Exempt individuals include people who are not medically fit enough, pregnant women and women who are menstruating – so it might not be a good idea to publicly ask a female Muslim colleague who was fasting a day ago why she is suddenly having a coffee! Some Muslims also choose not to fast and this is their personal choice.
Although the common emphasis is on the lack of physical sustenance, those who are fasting are also trying harder to become better people by giving up bad habits such as arguing, backbiting and swearing. The idea is that you stop concentrating on feeding the body so you can feed the soul with spirituality and good actions.
Muslims are more generous this month with charity than any other time, not least because they know what it feels like to be without food and drink. Many Muslims choose Ramadan to give Zakat, which is the obligatory annual donation of part of their wealth and assets.
After Ramadan ends, there is a day of celebration called Eid. As with the start of Ramadan, it is not confirmed which of two days Eid will fall on. Why? because a lunar month comprises of 29 or 30 days and traditionally the new moon has to be seen with the naked eye to confirm the start of the next month. This pattern has given rise to memes where a Muslim worker asks their boss in advance for a day off for Eid, but when asked what date they need off, they say they do not know!
Many Muslims are able to continue with their daily work and other activities whilst fasting but some adaptations from employers may be welcome, for example:
- It is helpful for employers to be aware of when exactly Ramadan falls each year, and the importance to Muslims of celebrating Eid.
- Flexibility of working hours can be helpful, e.g. working 10-6 during the month rather than 9-5 or perhaps an earlier working pattern instead. Some prefer to take a portion of annual leave during this month as the routine can get tiring, so this should be allowed wherever possible.
- Colleagues might also need to take short breaks to offer prayers during the work day so this should be facilitated as far as possible.
- Meetings might be arranged at earlier times as sometimes concentration can diminish during the working day.
Employers and colleagues alike can show support to people who are fasting.

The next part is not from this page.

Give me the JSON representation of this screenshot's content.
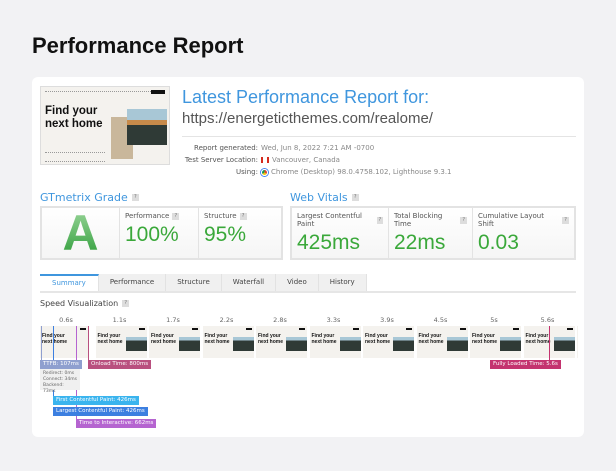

Colleagues can help by framing comments and questions about fasting in a respectful and sensitive manner. For example, rather than “You poor thing, I could never do that” one could say “I admire you for your commitment/resilience”. And although the phrase “no, not even water!” might be a source of amusement in the Muslim community, having to answer that question throught the whole month can understandably get a little wearing. For curious colleagues, there are plenty of sources of information on Ramadan, such as the aptly named Not Even Water.
If you want to wish your colleague well at the end of the fasting month the greeting is ‘Eid Mubarak’!
For more information or advice please contact us.